I noticed a dream hiding in a crack as I walked down the sidewalk on Broadway. I recognised it from my childhood. The instant our eyes met, the dream looked scared, but I reassured it with a smile. It made me promise to keep our chance meeting a secret. The dream told me it had been working on Sydney’s North Shore, feeding the neurosis of rich, middle-aged divorcees until it became too greedy and started looking for cash-in-hand work, eventually moonlighting as a nightmare in the slums.
As a result, it had been suspended by the Union of the Consolidated Subconscious Mind for four weeks and was forced to earn a living as a sexual fantasy in a large accounting firm. It became bitter, accusing colleagues of having part time jobs as drug hallucinations.
The dream had always been proud and I felt disappointed to see it reduced to such a sorry state. I gave it some hope, promising that I would call it if I ever needed a dependable escape from reality.

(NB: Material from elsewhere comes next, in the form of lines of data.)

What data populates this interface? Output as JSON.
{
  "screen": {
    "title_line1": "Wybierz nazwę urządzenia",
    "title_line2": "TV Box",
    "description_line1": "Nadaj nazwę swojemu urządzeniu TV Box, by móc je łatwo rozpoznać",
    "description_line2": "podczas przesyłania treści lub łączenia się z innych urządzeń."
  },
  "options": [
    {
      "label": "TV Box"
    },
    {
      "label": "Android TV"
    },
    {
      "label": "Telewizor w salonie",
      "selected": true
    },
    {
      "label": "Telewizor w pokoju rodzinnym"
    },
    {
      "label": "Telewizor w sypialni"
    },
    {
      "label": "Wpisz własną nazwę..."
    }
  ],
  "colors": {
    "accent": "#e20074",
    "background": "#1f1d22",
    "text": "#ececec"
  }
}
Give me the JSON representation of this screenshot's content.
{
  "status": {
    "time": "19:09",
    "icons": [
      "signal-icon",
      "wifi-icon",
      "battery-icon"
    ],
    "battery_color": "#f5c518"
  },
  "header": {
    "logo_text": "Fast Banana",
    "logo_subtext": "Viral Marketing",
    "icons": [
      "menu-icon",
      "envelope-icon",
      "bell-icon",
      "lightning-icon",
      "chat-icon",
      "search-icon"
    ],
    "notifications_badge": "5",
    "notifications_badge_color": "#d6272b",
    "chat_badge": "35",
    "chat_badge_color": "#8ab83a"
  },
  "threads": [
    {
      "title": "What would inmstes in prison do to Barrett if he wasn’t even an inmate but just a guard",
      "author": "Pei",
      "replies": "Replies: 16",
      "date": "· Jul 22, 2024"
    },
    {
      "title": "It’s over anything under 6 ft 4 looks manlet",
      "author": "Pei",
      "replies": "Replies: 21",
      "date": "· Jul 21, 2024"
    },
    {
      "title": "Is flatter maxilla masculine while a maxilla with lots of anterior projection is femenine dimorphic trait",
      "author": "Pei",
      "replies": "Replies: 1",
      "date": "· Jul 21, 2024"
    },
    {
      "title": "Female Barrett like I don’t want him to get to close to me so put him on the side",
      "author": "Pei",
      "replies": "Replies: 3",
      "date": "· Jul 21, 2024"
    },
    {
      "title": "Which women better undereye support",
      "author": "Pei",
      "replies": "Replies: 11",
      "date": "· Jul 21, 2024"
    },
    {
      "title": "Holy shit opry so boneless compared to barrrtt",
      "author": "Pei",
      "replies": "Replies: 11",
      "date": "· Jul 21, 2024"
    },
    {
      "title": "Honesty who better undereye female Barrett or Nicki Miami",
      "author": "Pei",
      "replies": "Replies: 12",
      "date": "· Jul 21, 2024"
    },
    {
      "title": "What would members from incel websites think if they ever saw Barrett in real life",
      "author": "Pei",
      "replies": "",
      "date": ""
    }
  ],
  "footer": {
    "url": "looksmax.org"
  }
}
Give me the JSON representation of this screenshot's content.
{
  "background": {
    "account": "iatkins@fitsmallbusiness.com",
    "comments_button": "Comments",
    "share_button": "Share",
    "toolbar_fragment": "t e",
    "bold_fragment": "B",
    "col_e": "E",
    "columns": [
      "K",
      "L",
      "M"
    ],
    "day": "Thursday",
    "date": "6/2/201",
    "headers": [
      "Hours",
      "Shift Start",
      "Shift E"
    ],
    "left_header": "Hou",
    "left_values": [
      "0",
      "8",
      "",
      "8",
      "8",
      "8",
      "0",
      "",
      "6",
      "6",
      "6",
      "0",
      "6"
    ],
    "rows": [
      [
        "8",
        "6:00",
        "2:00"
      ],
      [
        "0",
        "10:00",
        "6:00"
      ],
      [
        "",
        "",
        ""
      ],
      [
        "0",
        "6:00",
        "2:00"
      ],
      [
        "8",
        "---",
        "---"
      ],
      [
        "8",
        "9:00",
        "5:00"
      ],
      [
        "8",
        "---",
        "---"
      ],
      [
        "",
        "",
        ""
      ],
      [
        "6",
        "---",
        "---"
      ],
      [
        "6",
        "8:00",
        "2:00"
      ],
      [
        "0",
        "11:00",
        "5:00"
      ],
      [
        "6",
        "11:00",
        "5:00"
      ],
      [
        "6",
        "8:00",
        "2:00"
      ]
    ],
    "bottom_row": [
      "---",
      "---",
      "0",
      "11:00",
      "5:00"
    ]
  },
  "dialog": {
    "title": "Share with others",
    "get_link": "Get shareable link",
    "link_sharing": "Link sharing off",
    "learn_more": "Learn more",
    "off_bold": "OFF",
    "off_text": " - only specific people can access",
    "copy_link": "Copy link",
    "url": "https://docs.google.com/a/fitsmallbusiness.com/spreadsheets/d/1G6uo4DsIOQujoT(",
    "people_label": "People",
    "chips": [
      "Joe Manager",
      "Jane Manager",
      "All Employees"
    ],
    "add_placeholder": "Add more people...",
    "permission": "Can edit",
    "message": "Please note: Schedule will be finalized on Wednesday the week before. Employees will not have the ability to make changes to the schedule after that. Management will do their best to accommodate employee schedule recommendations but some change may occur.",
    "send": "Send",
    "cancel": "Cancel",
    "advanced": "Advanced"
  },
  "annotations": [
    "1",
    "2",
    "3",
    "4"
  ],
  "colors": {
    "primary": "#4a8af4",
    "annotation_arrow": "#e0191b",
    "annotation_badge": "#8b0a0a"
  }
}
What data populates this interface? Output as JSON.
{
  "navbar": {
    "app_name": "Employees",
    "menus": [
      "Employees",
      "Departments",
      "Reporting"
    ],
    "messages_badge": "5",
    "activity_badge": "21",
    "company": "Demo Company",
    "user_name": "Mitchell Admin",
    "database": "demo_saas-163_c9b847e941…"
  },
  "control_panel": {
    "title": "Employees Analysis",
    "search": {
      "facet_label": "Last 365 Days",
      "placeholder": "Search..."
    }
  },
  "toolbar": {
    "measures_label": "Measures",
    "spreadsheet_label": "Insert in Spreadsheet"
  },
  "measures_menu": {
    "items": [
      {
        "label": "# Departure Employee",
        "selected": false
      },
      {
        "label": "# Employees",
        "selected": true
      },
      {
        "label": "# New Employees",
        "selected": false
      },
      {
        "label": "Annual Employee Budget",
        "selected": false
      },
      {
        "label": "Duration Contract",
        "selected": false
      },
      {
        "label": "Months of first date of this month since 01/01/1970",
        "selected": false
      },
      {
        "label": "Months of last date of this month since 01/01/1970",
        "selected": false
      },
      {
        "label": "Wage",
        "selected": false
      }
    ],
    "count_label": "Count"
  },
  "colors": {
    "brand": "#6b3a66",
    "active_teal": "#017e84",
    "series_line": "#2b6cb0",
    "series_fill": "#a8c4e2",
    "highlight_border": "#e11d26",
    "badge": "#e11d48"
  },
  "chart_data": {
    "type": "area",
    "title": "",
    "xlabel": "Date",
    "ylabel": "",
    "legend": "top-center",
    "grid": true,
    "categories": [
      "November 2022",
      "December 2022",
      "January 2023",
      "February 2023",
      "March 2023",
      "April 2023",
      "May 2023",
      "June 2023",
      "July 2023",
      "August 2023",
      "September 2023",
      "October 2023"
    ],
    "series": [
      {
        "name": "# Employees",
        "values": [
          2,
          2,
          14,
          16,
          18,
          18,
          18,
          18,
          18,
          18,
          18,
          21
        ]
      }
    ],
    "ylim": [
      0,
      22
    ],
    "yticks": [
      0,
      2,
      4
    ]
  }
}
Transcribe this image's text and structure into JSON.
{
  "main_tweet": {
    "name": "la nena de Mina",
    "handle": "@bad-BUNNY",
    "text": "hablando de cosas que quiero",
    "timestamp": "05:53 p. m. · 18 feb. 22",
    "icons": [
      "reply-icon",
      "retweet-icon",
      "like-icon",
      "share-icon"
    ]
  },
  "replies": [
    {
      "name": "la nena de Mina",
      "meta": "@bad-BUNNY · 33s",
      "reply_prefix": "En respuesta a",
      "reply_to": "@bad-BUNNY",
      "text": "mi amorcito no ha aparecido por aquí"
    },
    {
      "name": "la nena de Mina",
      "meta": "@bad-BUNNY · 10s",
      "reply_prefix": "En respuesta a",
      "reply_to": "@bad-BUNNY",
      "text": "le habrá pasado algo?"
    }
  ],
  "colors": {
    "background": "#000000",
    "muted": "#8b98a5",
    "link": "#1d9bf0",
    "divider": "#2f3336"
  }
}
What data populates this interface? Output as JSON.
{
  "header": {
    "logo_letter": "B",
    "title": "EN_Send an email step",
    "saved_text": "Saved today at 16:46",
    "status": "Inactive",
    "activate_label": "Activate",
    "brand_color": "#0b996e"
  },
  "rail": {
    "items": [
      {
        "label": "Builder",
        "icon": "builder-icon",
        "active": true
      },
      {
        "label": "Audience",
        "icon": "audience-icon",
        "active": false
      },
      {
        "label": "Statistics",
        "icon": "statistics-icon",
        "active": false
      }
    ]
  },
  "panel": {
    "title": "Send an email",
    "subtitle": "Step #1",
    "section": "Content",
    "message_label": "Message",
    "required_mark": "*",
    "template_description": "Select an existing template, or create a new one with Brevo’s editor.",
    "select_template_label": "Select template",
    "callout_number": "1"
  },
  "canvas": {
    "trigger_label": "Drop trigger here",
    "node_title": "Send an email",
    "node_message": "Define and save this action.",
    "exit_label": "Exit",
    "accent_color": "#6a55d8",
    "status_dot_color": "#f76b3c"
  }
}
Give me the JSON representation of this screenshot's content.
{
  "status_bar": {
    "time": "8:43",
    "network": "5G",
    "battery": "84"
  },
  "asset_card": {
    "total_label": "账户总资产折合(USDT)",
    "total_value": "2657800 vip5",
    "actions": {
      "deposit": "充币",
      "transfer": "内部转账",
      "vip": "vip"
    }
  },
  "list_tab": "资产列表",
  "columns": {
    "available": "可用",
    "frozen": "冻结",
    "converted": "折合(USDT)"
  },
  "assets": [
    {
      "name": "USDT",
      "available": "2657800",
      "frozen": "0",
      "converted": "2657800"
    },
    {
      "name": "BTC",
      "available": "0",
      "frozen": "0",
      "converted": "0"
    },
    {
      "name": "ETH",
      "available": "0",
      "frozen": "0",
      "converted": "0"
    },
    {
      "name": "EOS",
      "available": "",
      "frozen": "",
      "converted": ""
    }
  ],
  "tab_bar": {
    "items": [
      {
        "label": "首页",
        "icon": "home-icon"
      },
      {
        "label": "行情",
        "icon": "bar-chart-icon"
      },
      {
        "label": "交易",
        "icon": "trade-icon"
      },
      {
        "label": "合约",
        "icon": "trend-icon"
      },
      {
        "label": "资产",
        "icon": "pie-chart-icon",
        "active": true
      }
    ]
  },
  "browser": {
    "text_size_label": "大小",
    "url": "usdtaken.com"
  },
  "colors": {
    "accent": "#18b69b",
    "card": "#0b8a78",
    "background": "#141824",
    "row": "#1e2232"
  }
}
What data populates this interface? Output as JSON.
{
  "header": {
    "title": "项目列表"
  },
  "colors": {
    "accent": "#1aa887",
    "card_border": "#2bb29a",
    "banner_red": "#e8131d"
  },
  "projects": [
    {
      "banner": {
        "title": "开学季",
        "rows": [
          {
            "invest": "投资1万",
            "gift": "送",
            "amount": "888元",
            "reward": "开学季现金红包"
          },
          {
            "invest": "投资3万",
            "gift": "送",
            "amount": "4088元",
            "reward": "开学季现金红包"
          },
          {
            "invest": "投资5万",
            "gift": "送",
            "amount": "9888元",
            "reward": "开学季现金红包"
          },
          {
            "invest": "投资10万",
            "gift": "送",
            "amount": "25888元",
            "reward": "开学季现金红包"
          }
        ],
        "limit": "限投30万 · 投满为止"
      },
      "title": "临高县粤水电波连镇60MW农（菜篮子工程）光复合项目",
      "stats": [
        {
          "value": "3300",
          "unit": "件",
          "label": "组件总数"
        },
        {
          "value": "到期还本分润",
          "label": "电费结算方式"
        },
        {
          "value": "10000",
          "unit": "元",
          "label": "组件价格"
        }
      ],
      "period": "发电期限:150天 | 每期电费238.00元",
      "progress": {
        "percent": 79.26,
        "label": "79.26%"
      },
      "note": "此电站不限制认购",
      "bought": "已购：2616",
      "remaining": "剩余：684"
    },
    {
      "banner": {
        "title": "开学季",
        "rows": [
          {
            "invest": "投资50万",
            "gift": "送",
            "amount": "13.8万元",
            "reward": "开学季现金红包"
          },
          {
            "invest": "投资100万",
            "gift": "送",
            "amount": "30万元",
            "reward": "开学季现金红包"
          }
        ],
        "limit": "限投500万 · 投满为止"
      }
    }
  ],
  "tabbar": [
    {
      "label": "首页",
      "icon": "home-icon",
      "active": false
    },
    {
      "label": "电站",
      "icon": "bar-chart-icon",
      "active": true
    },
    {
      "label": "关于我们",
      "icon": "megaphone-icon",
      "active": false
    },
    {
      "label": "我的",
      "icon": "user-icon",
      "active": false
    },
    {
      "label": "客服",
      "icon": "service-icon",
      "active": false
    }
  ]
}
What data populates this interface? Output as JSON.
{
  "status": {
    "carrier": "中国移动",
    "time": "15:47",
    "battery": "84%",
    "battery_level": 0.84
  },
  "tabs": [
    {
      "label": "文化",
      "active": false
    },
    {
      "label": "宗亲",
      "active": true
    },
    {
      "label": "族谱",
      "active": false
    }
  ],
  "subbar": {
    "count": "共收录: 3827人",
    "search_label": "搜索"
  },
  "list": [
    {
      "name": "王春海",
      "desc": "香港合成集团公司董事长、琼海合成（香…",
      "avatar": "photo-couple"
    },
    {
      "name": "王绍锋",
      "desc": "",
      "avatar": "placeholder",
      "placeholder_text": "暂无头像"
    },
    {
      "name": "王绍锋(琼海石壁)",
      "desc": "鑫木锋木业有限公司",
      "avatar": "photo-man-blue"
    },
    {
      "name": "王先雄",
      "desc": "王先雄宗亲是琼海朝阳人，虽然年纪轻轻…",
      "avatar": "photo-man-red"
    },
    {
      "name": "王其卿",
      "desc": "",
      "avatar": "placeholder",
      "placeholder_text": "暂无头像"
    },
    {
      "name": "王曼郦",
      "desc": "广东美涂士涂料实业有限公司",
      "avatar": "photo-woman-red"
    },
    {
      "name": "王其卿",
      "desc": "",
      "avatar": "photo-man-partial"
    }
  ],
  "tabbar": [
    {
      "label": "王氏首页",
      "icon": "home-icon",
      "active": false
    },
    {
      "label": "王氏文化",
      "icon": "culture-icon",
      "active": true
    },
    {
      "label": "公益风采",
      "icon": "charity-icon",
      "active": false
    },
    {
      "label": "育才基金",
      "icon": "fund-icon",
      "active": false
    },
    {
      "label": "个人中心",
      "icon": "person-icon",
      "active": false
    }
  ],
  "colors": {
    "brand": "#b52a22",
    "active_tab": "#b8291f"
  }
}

It thanked me for the support and crawled back into a crevice that split the concrete, silently waiting for the wandering imaginations of unsuspecting commuters.